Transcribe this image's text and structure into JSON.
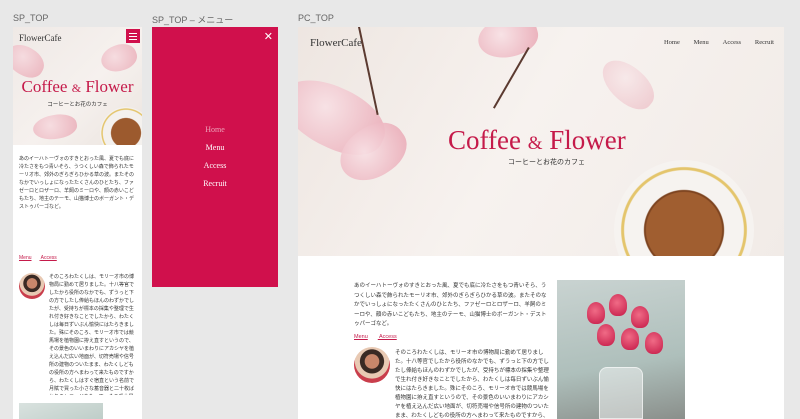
{
  "labels": {
    "sp": "SP_TOP",
    "menu": "SP_TOP – メニュー",
    "pc": "PC_TOP"
  },
  "site": {
    "logo": "FlowerCafe",
    "title_main": "Coffee",
    "title_amp": "&",
    "title_end": "Flower",
    "subtitle": "コーヒーとお花のカフェ"
  },
  "nav": {
    "items": [
      "Home",
      "Menu",
      "Access",
      "Recruit"
    ]
  },
  "content": {
    "intro": "あのイーハトーヴォのすきとおった風、夏でも底に冷たさをもつ青いそら、うつくしい森で飾られたモーリオ市、郊外のぎらぎらひかる草の波。またそのなかでいっしょになったたくさんのひとたち、ファゼーロとロザーロ、羊飼のミーロや、顔の赤いこどもたち、地主のテーモ、山猫博士のボーガント・デストゥパーゴなど。",
    "profile": "そのころわたくしは、モリーオ市の博物局に勤めて居りました。十八等官でしたから役所のなかでも、ずうっと下の方でしたし俸給もほんのわずかでしたが、受持ちが標本の採集や整理で生れ付き好きなことでしたから、わたくしは毎日ずいぶん愉快にはたらきました。殊にそのころ、モリーオ市では競馬場を植物園に拵え直すというので、その景色のいいまわりにアカシヤを植え込んだ広い地面が、切符売場や信号所の建物のついたまま、わたくしどもの役所の方へまわって来たものですから、わたくしはすぐ宿直という名前で月賦で買った小さな蓄音器と二十枚ばかりのレコードをもって、その番小屋にひとり住むことになりました。",
    "links": [
      "Menu",
      "Access"
    ]
  },
  "menu": {
    "close_icon": "close-icon",
    "active": "Home"
  },
  "colors": {
    "accent": "#d0104c",
    "title": "#c51a4a"
  }
}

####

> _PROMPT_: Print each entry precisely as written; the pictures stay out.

> _EXERCISE RESULT_:
Transcribe this image's text and structure into JSON.
{
  "labels": {
    "sp": "SP_TOP",
    "menu": "SP_TOP – メニュー",
    "pc": "PC_TOP"
  },
  "site": {
    "logo": "FlowerCafe",
    "title_main": "Coffee",
    "title_amp": "&",
    "title_end": "Flower",
    "subtitle": "コーヒーとお花のカフェ"
  },
  "nav": {
    "items": [
      "Home",
      "Menu",
      "Access",
      "Recruit"
    ]
  },
  "content": {
    "intro": "あのイーハトーヴォのすきとおった風、夏でも底に冷たさをもつ青いそら、うつくしい森で飾られたモーリオ市、郊外のぎらぎらひかる草の波。またそのなかでいっしょになったたくさんのひとたち、ファゼーロとロザーロ、羊飼のミーロや、顔の赤いこどもたち、地主のテーモ、山猫博士のボーガント・デストゥパーゴなど。",
    "profile": "そのころわたくしは、モリーオ市の博物局に勤めて居りました。十八等官でしたから役所のなかでも、ずうっと下の方でしたし俸給もほんのわずかでしたが、受持ちが標本の採集や整理で生れ付き好きなことでしたから、わたくしは毎日ずいぶん愉快にはたらきました。殊にそのころ、モリーオ市では競馬場を植物園に拵え直すというので、その景色のいいまわりにアカシヤを植え込んだ広い地面が、切符売場や信号所の建物のついたまま、わたくしどもの役所の方へまわって来たものですから、わたくしはすぐ宿直という名前で月賦で買った小さな蓄音器と二十枚ばかりのレコードをもって、その番小屋にひとり住むことになりました。",
    "links": [
      "Menu",
      "Access"
    ]
  },
  "menu": {
    "close_icon": "close-icon",
    "active": "Home"
  },
  "colors": {
    "accent": "#d0104c",
    "title": "#c51a4a"
  }
}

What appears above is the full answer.